About this task.
Write the records below out again exactly as given, with no images.

*** Opening of The records ***

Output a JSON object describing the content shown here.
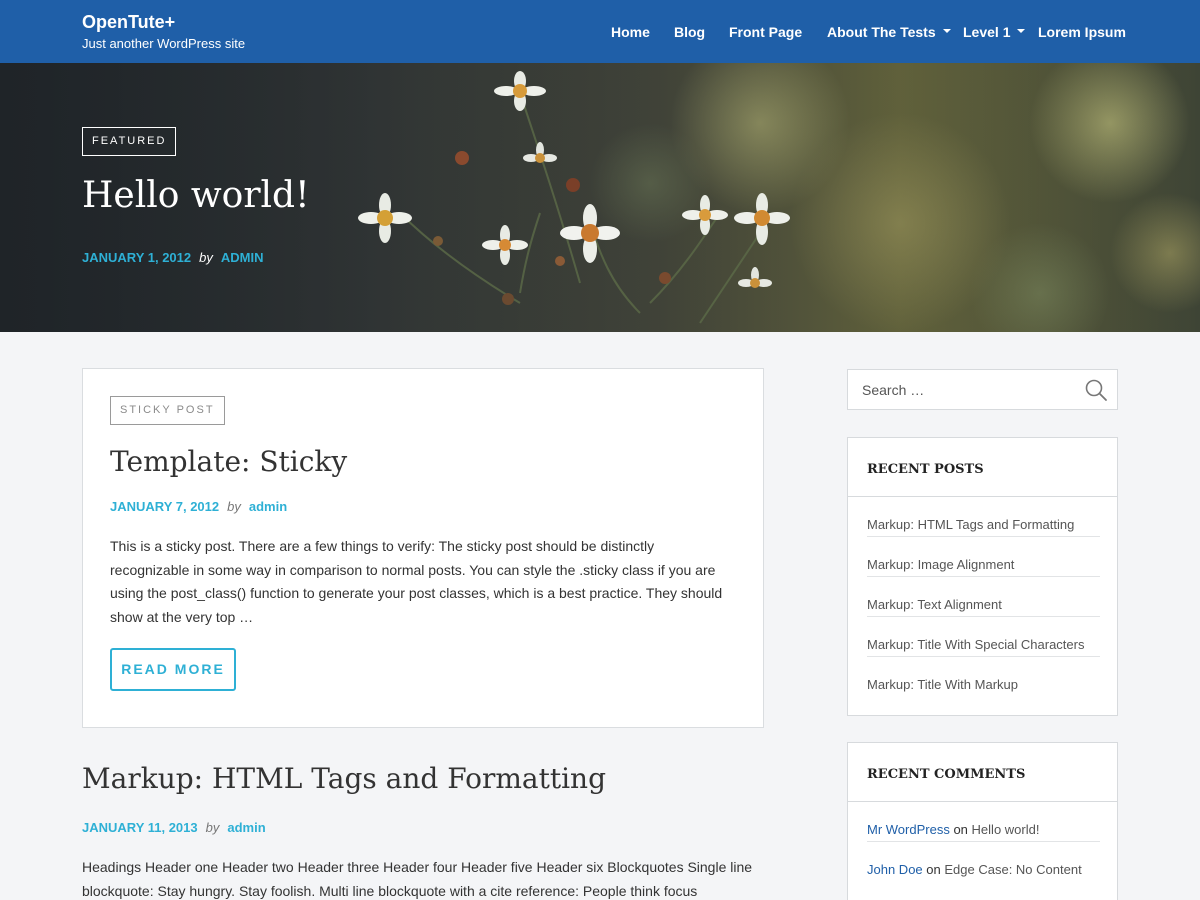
{
  "site": {
    "title": "OpenTute+",
    "tagline": "Just another WordPress site"
  },
  "nav": {
    "items": [
      {
        "label": "Home",
        "has_dropdown": false
      },
      {
        "label": "Blog",
        "has_dropdown": false
      },
      {
        "label": "Front Page",
        "has_dropdown": false
      },
      {
        "label": "About The Tests",
        "has_dropdown": true
      },
      {
        "label": "Level 1",
        "has_dropdown": true
      },
      {
        "label": "Lorem Ipsum",
        "has_dropdown": false
      }
    ]
  },
  "hero": {
    "badge": "FEATURED",
    "title": "Hello world!",
    "date": "JANUARY 1, 2012",
    "by": "by",
    "author": "ADMIN"
  },
  "sticky_post": {
    "badge": "STICKY POST",
    "title": "Template: Sticky",
    "date": "JANUARY 7, 2012",
    "by": "by",
    "author": "admin",
    "excerpt": "This is a sticky post. There are a few things to verify: The sticky post should be distinctly recognizable in some way in comparison to normal posts. You can style the .sticky class if you are using the post_class() function to generate your post classes, which is a best practice. They should show at the very top …",
    "read_more": "READ MORE"
  },
  "post2": {
    "title": "Markup: HTML Tags and Formatting",
    "date": "JANUARY 11, 2013",
    "by": "by",
    "author": "admin",
    "excerpt": "Headings Header one Header two Header three Header four Header five Header six Blockquotes Single line blockquote: Stay hungry. Stay foolish. Multi line blockquote with a cite reference: People think focus"
  },
  "search": {
    "placeholder": "Search …"
  },
  "recent_posts": {
    "title": "RECENT POSTS",
    "items": [
      "Markup: HTML Tags and Formatting",
      "Markup: Image Alignment",
      "Markup: Text Alignment",
      "Markup: Title With Special Characters",
      "Markup: Title With Markup"
    ]
  },
  "recent_comments": {
    "title": "RECENT COMMENTS",
    "items": [
      {
        "author": "Mr WordPress",
        "on": "on",
        "post": "Hello world!"
      },
      {
        "author": "John Doe",
        "on": "on",
        "post": "Edge Case: No Content"
      }
    ]
  },
  "colors": {
    "header_bg": "#1f5fa8",
    "accent": "#2eb0d5",
    "page_bg": "#f4f5f7",
    "card_bg": "#ffffff"
  },
  "icons": {
    "search": "search-icon",
    "dropdown": "chevron-down-icon"
  }
}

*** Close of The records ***

Result of this exercise.
Output a JSON object describing the content shown here.
{
  "site": {
    "title": "OpenTute+",
    "tagline": "Just another WordPress site"
  },
  "nav": {
    "items": [
      {
        "label": "Home",
        "has_dropdown": false
      },
      {
        "label": "Blog",
        "has_dropdown": false
      },
      {
        "label": "Front Page",
        "has_dropdown": false
      },
      {
        "label": "About The Tests",
        "has_dropdown": true
      },
      {
        "label": "Level 1",
        "has_dropdown": true
      },
      {
        "label": "Lorem Ipsum",
        "has_dropdown": false
      }
    ]
  },
  "hero": {
    "badge": "FEATURED",
    "title": "Hello world!",
    "date": "JANUARY 1, 2012",
    "by": "by",
    "author": "ADMIN"
  },
  "sticky_post": {
    "badge": "STICKY POST",
    "title": "Template: Sticky",
    "date": "JANUARY 7, 2012",
    "by": "by",
    "author": "admin",
    "excerpt": "This is a sticky post. There are a few things to verify: The sticky post should be distinctly recognizable in some way in comparison to normal posts. You can style the .sticky class if you are using the post_class() function to generate your post classes, which is a best practice. They should show at the very top …",
    "read_more": "READ MORE"
  },
  "post2": {
    "title": "Markup: HTML Tags and Formatting",
    "date": "JANUARY 11, 2013",
    "by": "by",
    "author": "admin",
    "excerpt": "Headings Header one Header two Header three Header four Header five Header six Blockquotes Single line blockquote: Stay hungry. Stay foolish. Multi line blockquote with a cite reference: People think focus"
  },
  "search": {
    "placeholder": "Search …"
  },
  "recent_posts": {
    "title": "RECENT POSTS",
    "items": [
      "Markup: HTML Tags and Formatting",
      "Markup: Image Alignment",
      "Markup: Text Alignment",
      "Markup: Title With Special Characters",
      "Markup: Title With Markup"
    ]
  },
  "recent_comments": {
    "title": "RECENT COMMENTS",
    "items": [
      {
        "author": "Mr WordPress",
        "on": "on",
        "post": "Hello world!"
      },
      {
        "author": "John Doe",
        "on": "on",
        "post": "Edge Case: No Content"
      }
    ]
  },
  "colors": {
    "header_bg": "#1f5fa8",
    "accent": "#2eb0d5",
    "page_bg": "#f4f5f7",
    "card_bg": "#ffffff"
  },
  "icons": {
    "search": "search-icon",
    "dropdown": "chevron-down-icon"
  }
}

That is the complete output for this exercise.